 A Victorian tableau.
 Modern bracelets. The pale green one is
by John Iversen of Sag Harbor, NY.
Richard and his family toured Boston on Thursday and
Friday while I was at my workshop.
Richard's son selected this bistro
for the birthday dinner because they serve
both oysters and duck, his father's favorites
 Richard and Dianna.
 Dianna and Michael
 Richard and me.
 It wouldn't be a celebration 
without OYSTERS!

À Bientôt!

Monday, August 25, 2014

Lazy Girl, Episode 14

A Cake, Two Dogs
and Scrabble 
We decided to have a family get-together at my sister Jeanne's house. The challenge: make the vaunted Ebinger's Brooklyn Blackout Cake. It has three parts. The cake, the pudding filling and the frosting. Could we do it? Some of the greatest patisserie chefs in the world had tried ... and failed.

When we were kids, my grandmother, Sarah, and my grandfather, Willy, would come to see us on Sunday. They lived in Brooklyn, and they always brought a chocolate cake in a white box tied with red and white striped string. And they always asked the lady at the bakery to put two Maraschino cherries on the top: one for me and one for Susan.

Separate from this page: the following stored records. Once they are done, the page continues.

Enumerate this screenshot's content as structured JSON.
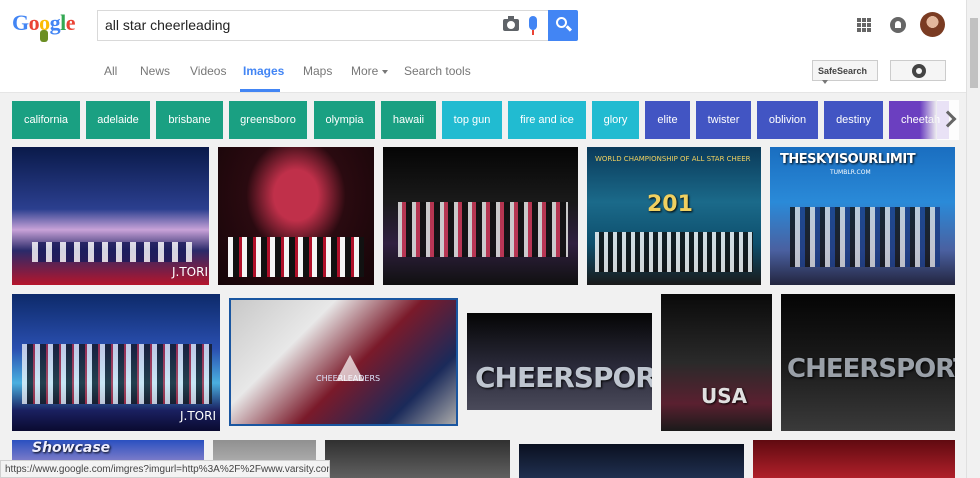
{
  "search": {
    "query": "all star cheerleading"
  },
  "logo": {
    "letters": [
      "G",
      "o",
      "o",
      "g",
      "l",
      "e"
    ]
  },
  "nav": {
    "tabs": [
      {
        "label": "All"
      },
      {
        "label": "News"
      },
      {
        "label": "Videos"
      },
      {
        "label": "Images"
      },
      {
        "label": "Maps"
      },
      {
        "label": "More"
      },
      {
        "label": "Search tools"
      }
    ],
    "active": "Images",
    "safesearch": "SafeSearch"
  },
  "chips": [
    {
      "label": "california",
      "color": "#1aa082"
    },
    {
      "label": "adelaide",
      "color": "#1aa082"
    },
    {
      "label": "brisbane",
      "color": "#1aa082"
    },
    {
      "label": "greensboro",
      "color": "#1aa082"
    },
    {
      "label": "olympia",
      "color": "#1aa082"
    },
    {
      "label": "hawaii",
      "color": "#1aa082"
    },
    {
      "label": "top gun",
      "color": "#21bbd1"
    },
    {
      "label": "fire and ice",
      "color": "#21bbd1"
    },
    {
      "label": "glory",
      "color": "#21bbd1"
    },
    {
      "label": "elite",
      "color": "#4255c3"
    },
    {
      "label": "twister",
      "color": "#4255c3"
    },
    {
      "label": "oblivion",
      "color": "#4255c3"
    },
    {
      "label": "destiny",
      "color": "#4255c3"
    },
    {
      "label": "cheetah",
      "color": "#6b3fc0"
    }
  ],
  "images": {
    "row1_texts": {
      "jtori": "J.TORI",
      "worlds": "WORLD CHAMPIONSHIP OF ALL STAR CHEER",
      "year": "201",
      "skyline": "THESKYISOURLIMIT",
      "tumblr": "TUMBLR.COM"
    },
    "row2_texts": {
      "jtori": "J.TORI",
      "cheersport1": "CHEERSPORT",
      "cheersport2": "CHEERSPORT",
      "usa": "USA",
      "leaders": "CHEERLEADERS"
    },
    "row3_texts": {
      "showcase": "Showcase"
    }
  },
  "status": {
    "url": "https://www.google.com/imgres?imgurl=http%3A%2F%2Fwww.varsity.com%..."
  }
}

From 1898 to 1972, Ebinger's made their Brooklyn Blackout Cake. In 2014, three women would attempt it in an Orient kitchen. Let the games begins.
"For Katie Workman, though, the cake is something else entirely: "Oh my God, it's a big, fat pain in the butt." Workman, the creator of cookbook and blog, The Mom 100, says that making the cake is so difficult, she still suffers what she calls PTCS: "post-traumatic cake syndrome."  NPR, All Things Considered, March 27, 2014

First, let's set the stage.
 My niece, Sarah, has just gotten a puppy, Polly.
Fern, Jeanne's dog, went through 
some difficult moments when Polly showed up.
But by now, they were starting to play
and be friends.
My brother, David, was there too.
All dogs love David.
Fern loves me.
This is essentially how she spent
the afternoon as we worked on the cake.
 The recipe.
 The ingredients.
 The pudding chills.
 Lead chef, Susan, takes the cake
out of the oven.
 Where there is Jeanne and Dave,
there is Scrabble.

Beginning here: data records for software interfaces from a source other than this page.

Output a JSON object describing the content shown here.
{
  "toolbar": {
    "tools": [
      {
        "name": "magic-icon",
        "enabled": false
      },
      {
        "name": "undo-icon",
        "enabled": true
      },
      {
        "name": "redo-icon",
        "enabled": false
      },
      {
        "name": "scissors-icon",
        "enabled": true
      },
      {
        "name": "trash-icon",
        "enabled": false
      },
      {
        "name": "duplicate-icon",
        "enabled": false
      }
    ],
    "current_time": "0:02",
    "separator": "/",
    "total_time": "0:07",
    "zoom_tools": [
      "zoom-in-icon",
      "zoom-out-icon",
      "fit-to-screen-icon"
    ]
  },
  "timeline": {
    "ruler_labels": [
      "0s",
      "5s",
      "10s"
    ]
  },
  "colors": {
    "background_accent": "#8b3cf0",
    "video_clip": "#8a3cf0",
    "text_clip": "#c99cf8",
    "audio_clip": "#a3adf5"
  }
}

 It took four hours to make the cake.
 And four people.
 I cut each layer in half.
 The frosting.
 Jeanne made a splendid pasta for dinner.
 Ready to cut the cake.
No tears, no tantrums, and only
one run to the store for more
semi-sweet chocolate morsels.
And Polly and Fern were happy too.

À Bientôt!

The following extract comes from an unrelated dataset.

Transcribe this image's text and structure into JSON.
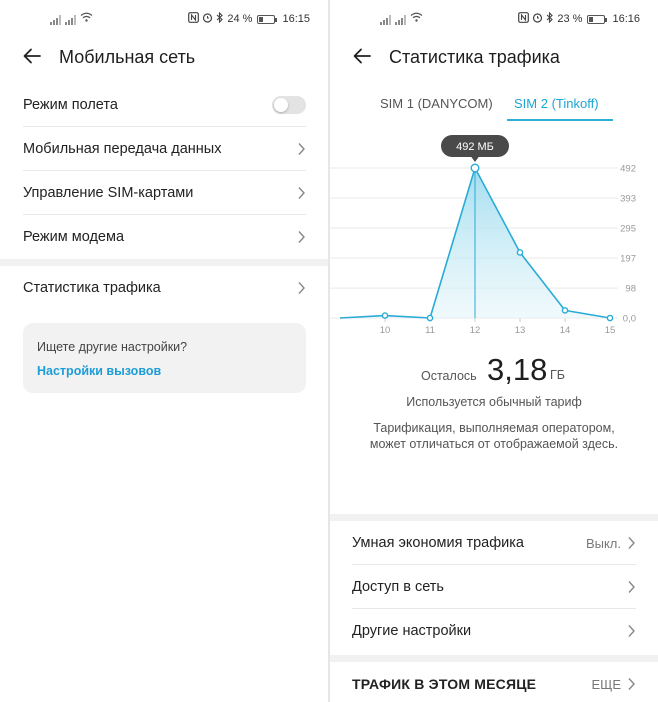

Saturday, August 23, 2014

Lazy Girl, Episode 13

From Paper Dolls to
Living Dolls
The second day of our Carla Fernández workshop at the Isabella Stewart Gardner Museum dawned, and with some trepidation, I wondered how I would do realizing my paper doll designs. But first, we were to be treated to a tour of the Museum by Textiles' Conservator, Tess Fredette. Walking through the Museum, Tess explained Isabella Stewart Gardner's decorating idiosyncrasies as we eyed walls covered by tapestries and damasks, paintings and objects. It was fascinating to hear about conservation techniques and to learn of Mrs. Gardner's particular ideas, like the way she liked to "plop" drapes on a window seat rather than let them hang free.
Left, Meegan, wearing a skirt of her own design,
made from the selvedge edges of fabric
and Carla, explain the Mexican method of
measuring with fingers and palms.
A seam would be two fingers.
Carlos, a fashion designer,
begins sewing a piece.
 Carlos models his top.

Kat's dress takes shape.
I sew a red facing on my dress by hand.
 Cailin models her skirt...
which can also be a cape.
 Carlos models a red skirt.
The ambitious dress!
In the background, Jay Calderin, the head of Boston's
fashion week, helps with sewing.

And Ta Da!
 Me in my dress and beads of my own design,
 and Carla's "chocolate whisk" bracelets.
Photos by Jeanne Markel
I need to add the decorative motifs,
and it needs a good pressing,
but here is my dress.
Fern likes it too.

I would like to thank Carla Fernández and
Pieranna Cavalchini, curator of Contemporary Art
at the Gardner, for this
memorable experience.

À Bientôt!